Years of Success
In 900 Mackintosh and his wife participated very successfully in the VIII. Exhibition of the Vienna Secession. In the period from 1900 to 1902 Mackintosh created not only significant architecture, but also interiors. He designed the Daily Record’s publishing house in 1901, and in the same year entered the magazine Interior Decoration’s competition for construction including the interior and exterior design of an art lover’s house;[ these design drawings were seminal to architectural developments in Europe. Here, as in the Hill House, he combined all-white and dark oak paneled rooms. The famous Hill House was built between 1902 and 1904 in Helensburgh, north of Glasgow. Many of his projects, including the Hill House, were “total works of art” of architecture and design: design of the exterior frontage, interiors, including furniture, textiles, etc. His white interiors exerted great influence on Joseph Maria Olbrich, as well as the architects and designers of the Wiener Werkstätte Josef Hoffmann and Koloman Moser. The patron of the Vienna Secession and then the Wiener Werkstätte Fritz Wärndorfer commissioned him to design a music salon in 1902. As with many other artists of his time, influences of Japonism were evident.

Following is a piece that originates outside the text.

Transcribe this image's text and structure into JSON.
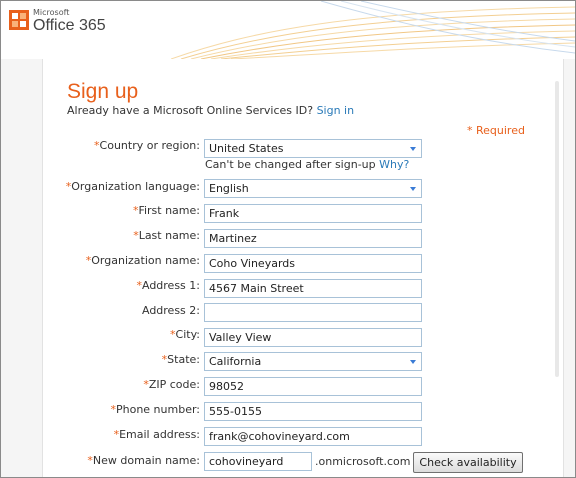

Together with Mackay Hugh Baillie Scott, he designed serial furniture and utilitarian objects for the furniture manufacturer Karl Schmidt-Hellerau. The artists were given a share of the sales and their names were included in the product catalogs of Deutsche Werkstätten Hellerau, which was a novelty at the time. In 1903/1904, their works were shown in the exhibition Heirat und Hausrat in Dresden. Mackintosh – after having worked out numerous successful plans on behalf of the architectural firm Honeyman and Keppie – was able to join as a partner in 1904 and remained until 1913.

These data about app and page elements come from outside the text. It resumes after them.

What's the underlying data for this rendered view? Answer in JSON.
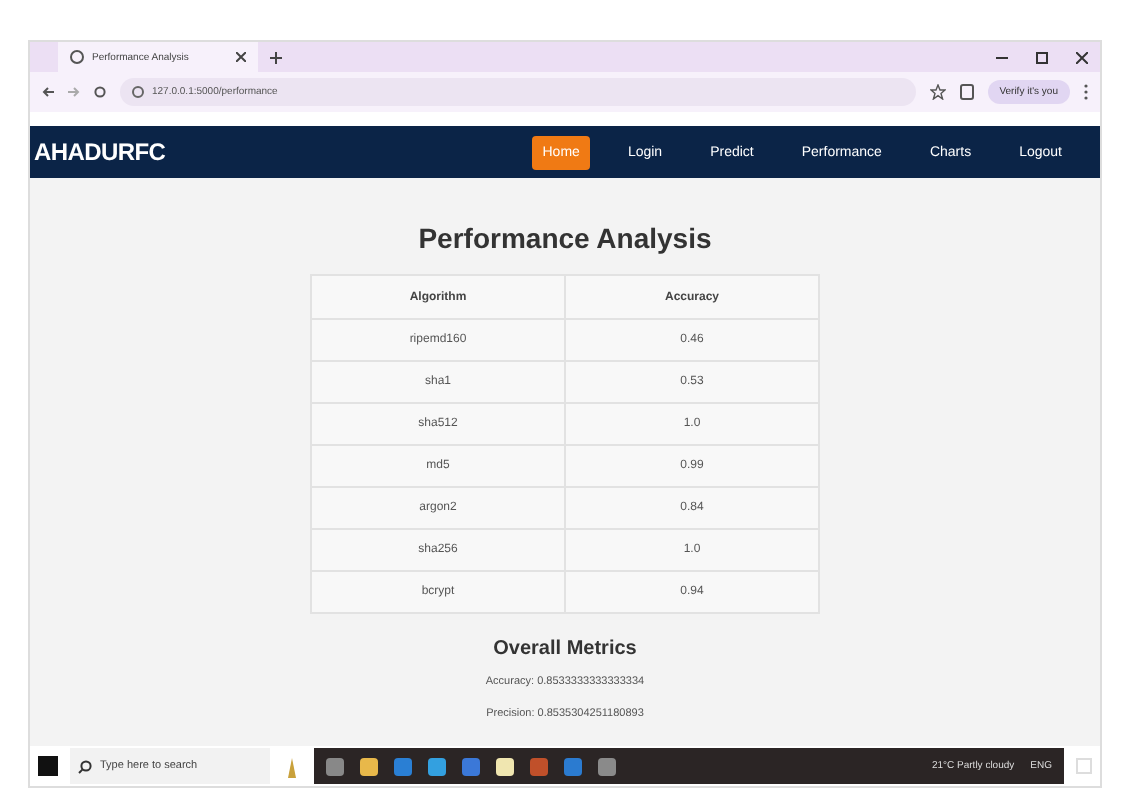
{
  "browser": {
    "tab_title": "Performance Analysis",
    "url": "127.0.0.1:5000/performance",
    "profile": "Verify it's you"
  },
  "navbar": {
    "brand": "AHADURFC",
    "links": [
      {
        "label": "Home",
        "selected": true
      },
      {
        "label": "Login",
        "selected": false
      },
      {
        "label": "Predict",
        "selected": false
      },
      {
        "label": "Performance",
        "selected": false
      },
      {
        "label": "Charts",
        "selected": false
      },
      {
        "label": "Logout",
        "selected": false
      }
    ]
  },
  "title": "Performance Analysis",
  "table": {
    "columns": [
      "Algorithm",
      "Accuracy"
    ],
    "rows": [
      [
        "ripemd160",
        "0.46"
      ],
      [
        "sha1",
        "0.53"
      ],
      [
        "sha512",
        "1.0"
      ],
      [
        "md5",
        "0.99"
      ],
      [
        "argon2",
        "0.84"
      ],
      [
        "sha256",
        "1.0"
      ],
      [
        "bcrypt",
        "0.94"
      ]
    ]
  },
  "metrics": {
    "title": "Overall Metrics",
    "items": [
      "Accuracy: 0.8533333333333334",
      "Precision: 0.8535304251180893"
    ]
  },
  "taskbar": {
    "search_placeholder": "Type here to search",
    "weather": "21°C Partly cloudy",
    "language": "ENG"
  }
}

Life during the war became difficult. Mackintosh earned some money by designing “rhythmically patterned” textiles in bright colors for Foxton’s and Selfton’s, which already bore traits of the later Art Deco. Although he remained in possession of all his skills, none of his subsequent projects – e.g. designs of factory buildings and building complexes for stores and offices – were realized. His last architectural project in 1920, a radical theater building for Margaret Morris in London, Chelsea, was not approved by the authorities. Close to financial ruin, the Mackintoshes decided to move to the Pyrenees, where the cost of living was lower than in London. Via Ille-sur-Têt they came to Mont-Louis. Also, the altitude of 1,600 m was to ease Mackintosh’s failing health. During the winter months of 1925 and 1926, they stayed at the Hotel du Commerce in Port-Vendres, a short distance away. Mackintosh increasingly painted watercolors of motifs in the surrounding area.

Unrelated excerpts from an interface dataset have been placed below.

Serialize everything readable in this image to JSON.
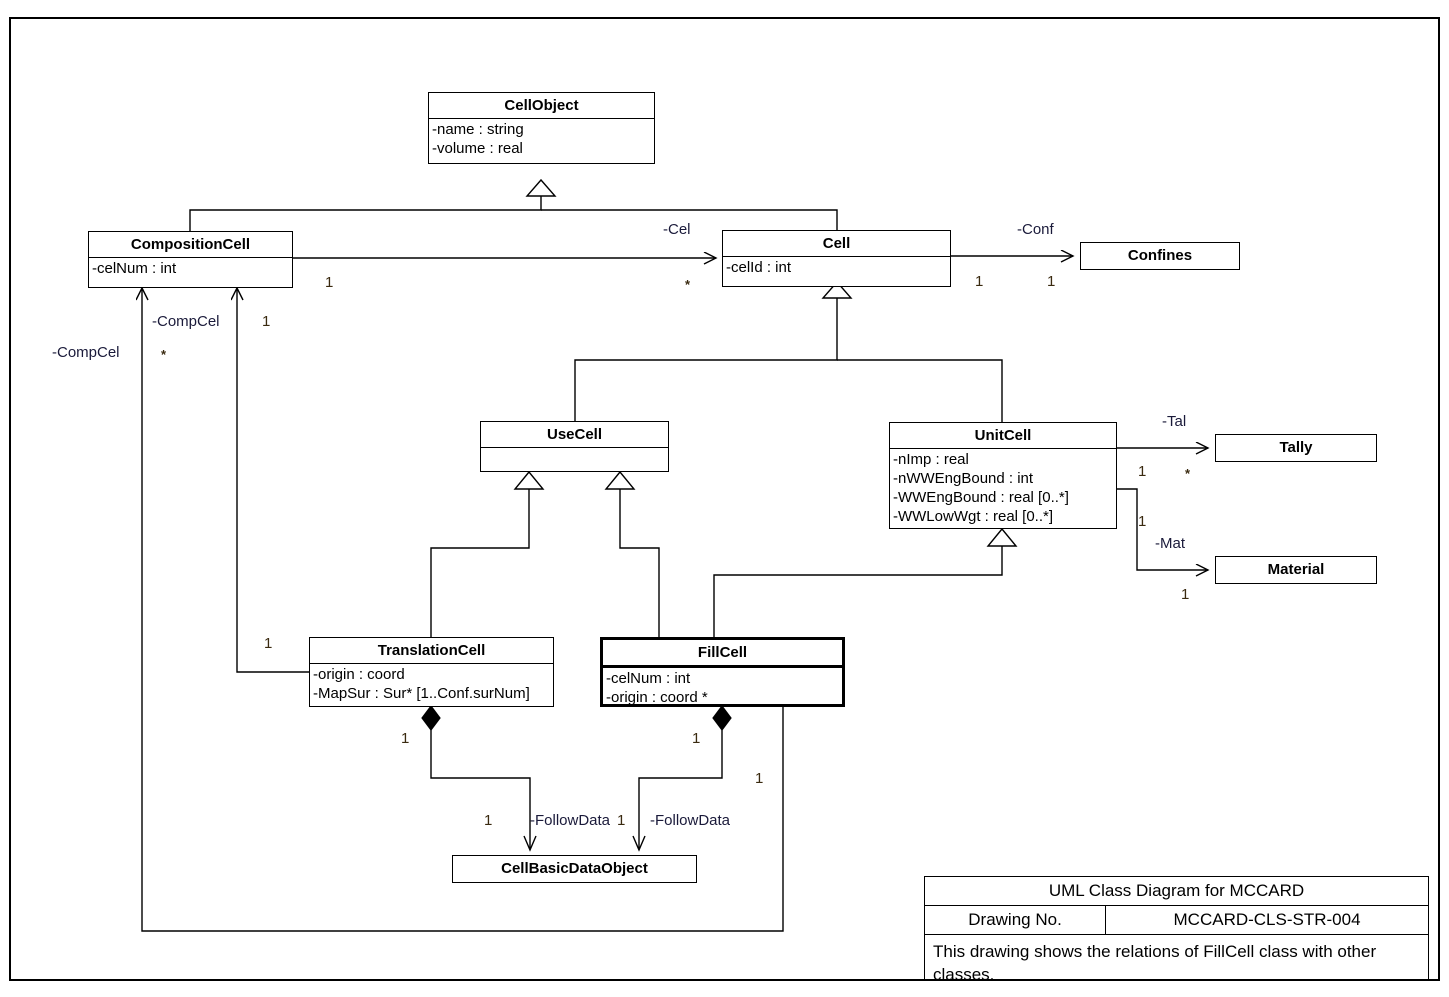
{
  "diagram": {
    "title": "UML Class Diagram for MCCARD",
    "frame_border_color": "#000000"
  },
  "classes": {
    "cellobject": {
      "name": "CellObject",
      "attributes": [
        "-name : string",
        "-volume : real"
      ]
    },
    "compositioncell": {
      "name": "CompositionCell",
      "attributes": [
        "-celNum : int"
      ]
    },
    "cell": {
      "name": "Cell",
      "attributes": [
        "-celId : int"
      ]
    },
    "confines": {
      "name": "Confines",
      "attributes": []
    },
    "usecell": {
      "name": "UseCell",
      "attributes": []
    },
    "unitcell": {
      "name": "UnitCell",
      "attributes": [
        "-nImp : real",
        "-nWWEngBound : int",
        "-WWEngBound : real [0..*]",
        "-WWLowWgt : real [0..*]"
      ]
    },
    "tally": {
      "name": "Tally",
      "attributes": []
    },
    "material": {
      "name": "Material",
      "attributes": []
    },
    "translationcell": {
      "name": "TranslationCell",
      "attributes": [
        "-origin : coord",
        "-MapSur : Sur* [1..Conf.surNum]"
      ]
    },
    "fillcell": {
      "name": "FillCell",
      "attributes": [
        "-celNum : int",
        "-origin : coord *"
      ]
    },
    "cellbasicdataobject": {
      "name": "CellBasicDataObject",
      "attributes": []
    }
  },
  "labels": {
    "cel_role": "-Cel",
    "cel_mult_src": "1",
    "cel_mult_dst": "*",
    "conf_role": "-Conf",
    "conf_mult_src": "1",
    "conf_mult_dst": "1",
    "compcel_role_left": "-CompCel",
    "compcel_role_mid": "-CompCel",
    "compcel_mult_star": "*",
    "compcel_mult_one_mid": "1",
    "compcel_mult_one_trans": "1",
    "compcel_mult_one_fill": "1",
    "tal_role": "-Tal",
    "tal_mult_src": "1",
    "tal_mult_dst": "*",
    "mat_role": "-Mat",
    "mat_mult_src": "1",
    "mat_mult_dst": "1",
    "followdata_role_left": "-FollowData",
    "followdata_role_right": "-FollowData",
    "trans_agg_mult": "1",
    "fill_agg_mult": "1",
    "cbdo_mult_left": "1",
    "cbdo_mult_right": "1"
  },
  "title_block": {
    "title": "UML Class Diagram for MCCARD",
    "drawing_no_label": "Drawing No.",
    "drawing_no_value": "MCCARD-CLS-STR-004",
    "description": "This drawing shows the relations of FillCell class with other classes."
  }
}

While his wife was in London for medical reasons, Mackintosh’s disastrous financial situation became apparent in his letters to Margaret: he was worried about money for painting utensils and postage. After Margaret’s return, they stayed again in Mont-Louis before Mackintosh became very seriously ill: in 1927, he was diagnosed with tongue cancer in London. He could not pay for the treatment himself. Penniless, they wandered around London until Mackintosh died. After Margaret’s death, four years later, the estate – deemed worthless – was sold for a few pounds: Already after Mackintosh’s death, a mahogany secretary was sold for 21 pounds, which was bought back in 1979 for a million pounds.
‘There is hope in honest error, none in the icy perfection of the mere stylist’ became a personal motto for Mackintosh.”
– (J. D. Sedding’s) aphorism on Charles Rennie Mackintosh, Pamela Robertson (1990). Charles Rennie Mackintosh: the architectural papers. p. 20
References and Further Reading:
-  Ellis Woodman, 1 March 2015, Charles Rennie Mackintosh: ‘Glasgow’s very own architectural genius’, The Daily Telegraph
-  Edwards, Gareth (8 July 2005). “The many colours of Mackintosh – Scotsman.com News”. The Scotsman.
-  BBC Scotland Documentary, 2018 Mackintosh: Glasgow’s Neglected Genius
-  Davidson, Fiona (1998). The Pitkin Guide: Charles Rennie Mackintosh. Great Britain: Pitkin Unichrome
-  Mackintosh, Charles Rennie (1868–1928), Oxford Dictionary of National Biography, Oxford University Press
-  Charles Rennie Mackintosh Society, Glasgow
-  The Hunterian Museum & Art Gallery: The Mackintosh House
-  The Hunterian Museum & Art Gallery: The Mackintosh Collection
-  David Jones, University of St Andrews, Scotland | “Scotch Myths: The Furniture of Charles Rennie Mackintosh Re-appraised” | Brown Bag Lunch Talk, youtube
-  Charles Rennie Mackintosh at Wikidata
-  Timeline for Charles Rennie Mackintosh via Wikidata